If you want to keep a paperless office, you need to be able to scan documents. Previously, you needed a scanner to do this. But today you can use your iPhone to scan documents quickly and easily. With Continuity Camera you can scan directly into your Mac using your iPhone. You need to make sure you have both Wi-Fi and Bluetooth enabled with both devices and that they are using the same Apple ID and latest macOS and iOS.
Year's ago I switched to a paperless office. I did so by buying a rather expensive scanner that I was able to feed papers into so anything that I received in the mail I was able to scan in and save it digitally. I didn't have to keep paper copies of anything. You can do the same thing now but you don't need to get another scanner. As a matter of fact you can just use your iPhone. It's easier than ever thanks to something called the Continuity Camera.
To use the Continuity Camera you have to be using the most recent versions of everything. So you have to have Mojave on your Mac. You have to have iOS 12 on your iPhone. You want to have Bluetooth enabled on both. You want to have WiFi enabled on both and of course they both need to be using the same Apple ID. Once you do that you can do some really cool things because you can use your iPhone as a camera and a scanner from your Mac.
So for instance, here I am in the Finder and I have a folder that's going to contain all of my scans. Now the way that I'm going to do that is I'm going to use my iPhone to take the scans. Here I am on the Finder on my Mac. I can click the Action button here and there is an Import From iPhone or iPad. You can see both my iPhone and my iPad are shown there and I can choose Scan Documents. My iPhone doesn't need to be doing anything at this moment. I just has the screen on. As a matter of fact it can even be locked.
As soon as I hit Scan Document the phone is actually going to jump to a mode where it's using the camera and as soon as the document is aligned underneath the camera it takes the picture automatically. Now that I've gotten that one scan and it's just for that one page I'm going to hit Save. When I do that the document is then going to appear here in the folder I was on, on my Mac. So it goes directly from the iPhone to the Mac. It doesn't actually get stored on the iPhone at all. I can name it because it's already selected. So I like to hit Return now and name it. Just give it a name. Then it's named and I'm done.
If I want to view it, of course, I can hit the spacebar here. Look at QuickLook and I can see the scan there. It's saved as a PDF. It's fairly compact. It's just a little over 1M for an entire 8 ½ by 11 scan of a sheet of paper. So it's similar to what I would get with using a regular scanner. But what about a multipage document. Well, you can do that as well.
So I can do the same thing here. I can import and scan documents. You know you can also Control click on a blank part of the Finder window and choose to import there as well. So I'll Scan Documents. My phone switches over and I can capture the first page. Then turn the page over and it gets the second. I don't even have to hit any buttons on my phone or my Mac. Just go from one page to the next. Now that I'm done I hit Save. You can see it says Save For there. Now I've got the scanned document here and you can see it has four pages in it.

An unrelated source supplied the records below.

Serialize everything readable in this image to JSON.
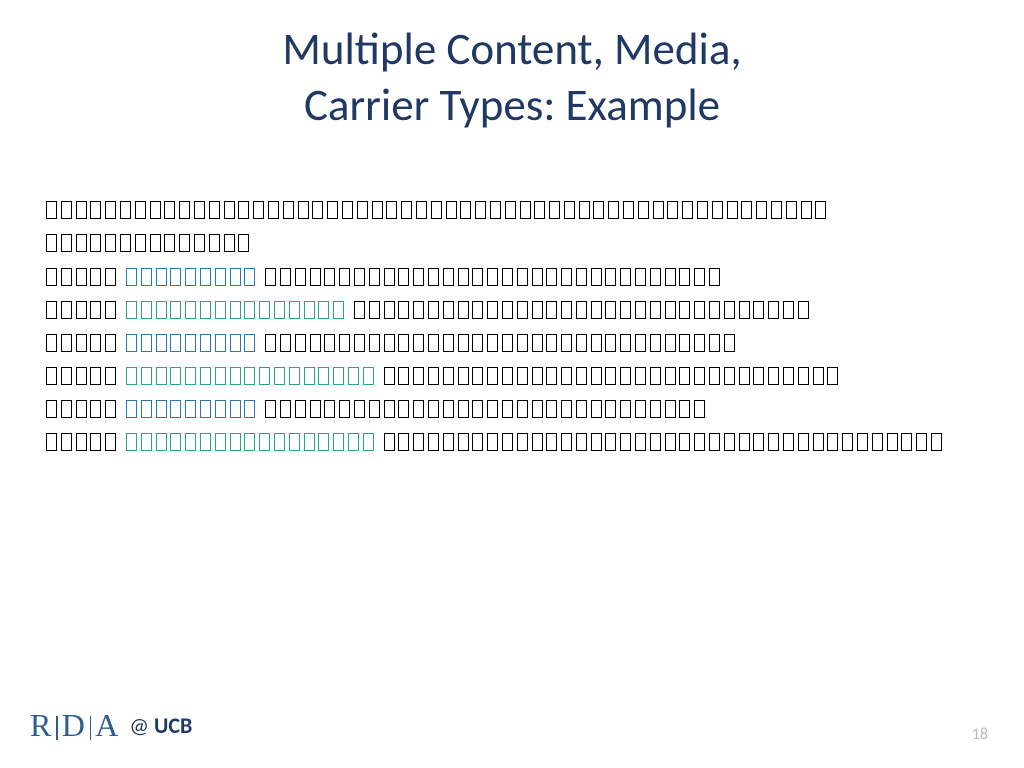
{
  "title_line1": "Multiple Content, Media,",
  "title_line2": "Carrier Types: Example",
  "lines": [
    {
      "segments": [
        {
          "n": 53,
          "c": "k"
        }
      ]
    },
    {
      "segments": [
        {
          "n": 14,
          "c": "k"
        }
      ]
    },
    {
      "segments": [
        {
          "n": 5,
          "c": "k"
        },
        {
          "gap": true
        },
        {
          "n": 9,
          "c": "b"
        },
        {
          "gap": true
        },
        {
          "n": 31,
          "c": "k"
        }
      ]
    },
    {
      "segments": [
        {
          "n": 5,
          "c": "k"
        },
        {
          "gap": true
        },
        {
          "n": 15,
          "c": "g"
        },
        {
          "gap": true
        },
        {
          "n": 31,
          "c": "k"
        }
      ]
    },
    {
      "segments": [
        {
          "n": 5,
          "c": "k"
        },
        {
          "gap": true
        },
        {
          "n": 9,
          "c": "b"
        },
        {
          "gap": true
        },
        {
          "n": 32,
          "c": "k"
        }
      ]
    },
    {
      "segments": [
        {
          "n": 5,
          "c": "k"
        },
        {
          "gap": true
        },
        {
          "n": 17,
          "c": "g"
        },
        {
          "gap": true
        },
        {
          "n": 31,
          "c": "k"
        }
      ]
    },
    {
      "segments": [
        {
          "n": 5,
          "c": "k"
        },
        {
          "gap": true
        },
        {
          "n": 9,
          "c": "b"
        },
        {
          "gap": true
        },
        {
          "n": 30,
          "c": "k"
        }
      ]
    },
    {
      "segments": [
        {
          "n": 5,
          "c": "k"
        },
        {
          "gap": true
        },
        {
          "n": 17,
          "c": "g"
        },
        {
          "gap": true
        },
        {
          "n": 38,
          "c": "k"
        }
      ]
    }
  ],
  "footer": {
    "logo_r": "R",
    "logo_d": "D",
    "logo_a": "A",
    "at": "@",
    "ucb": "UCB"
  },
  "page_number": "18"
}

So it's easy to scan multiple page documents as well. It's a little bit slower than doing it on my old scanner but actually not too bad considering it didn't cost me anything extra and I'm carrying this with me wherever I go. So if I have a MacBook and my iPhone I can actually do these scans just as easily as if I'm sitting at my desk in my office.
Now you can fine tune things a lot as well. You do that on the interface on the phone. So let's import and this time I'm going to let it capture but when it's done capturing it says ready for the next scan. Instead I'm going to tap on the image on the bottom left. Now I can look at it and view it. I can even zoom in on it to see what I've captured. I can make adjustments. I can hit the three circles there at the bottom and actually adjust things. Adjust how it looks. I can go in and change the cropping. So I can drag the corners to adjust. So if it didn't grab the corners of the page to create the perspective correctly I can adjust that. I can rotate. I can hit a Retake button at the top right or Trash. Then when I'm done I go right back to the screen here where I can capture the next image. There's also the ability to turn the flash on or off or leave it as automatic. I can adjust to greyscale for the initial take as well just by pressing the circle button there at the top or even just pure black and white. Then I can go and change the shutter from auto to manual as well. So there's a lot that you can do here if you want to fine tune the process.
Having trouble with Continuity Camera? Check out this page: Use Continuity Camera on your Mac.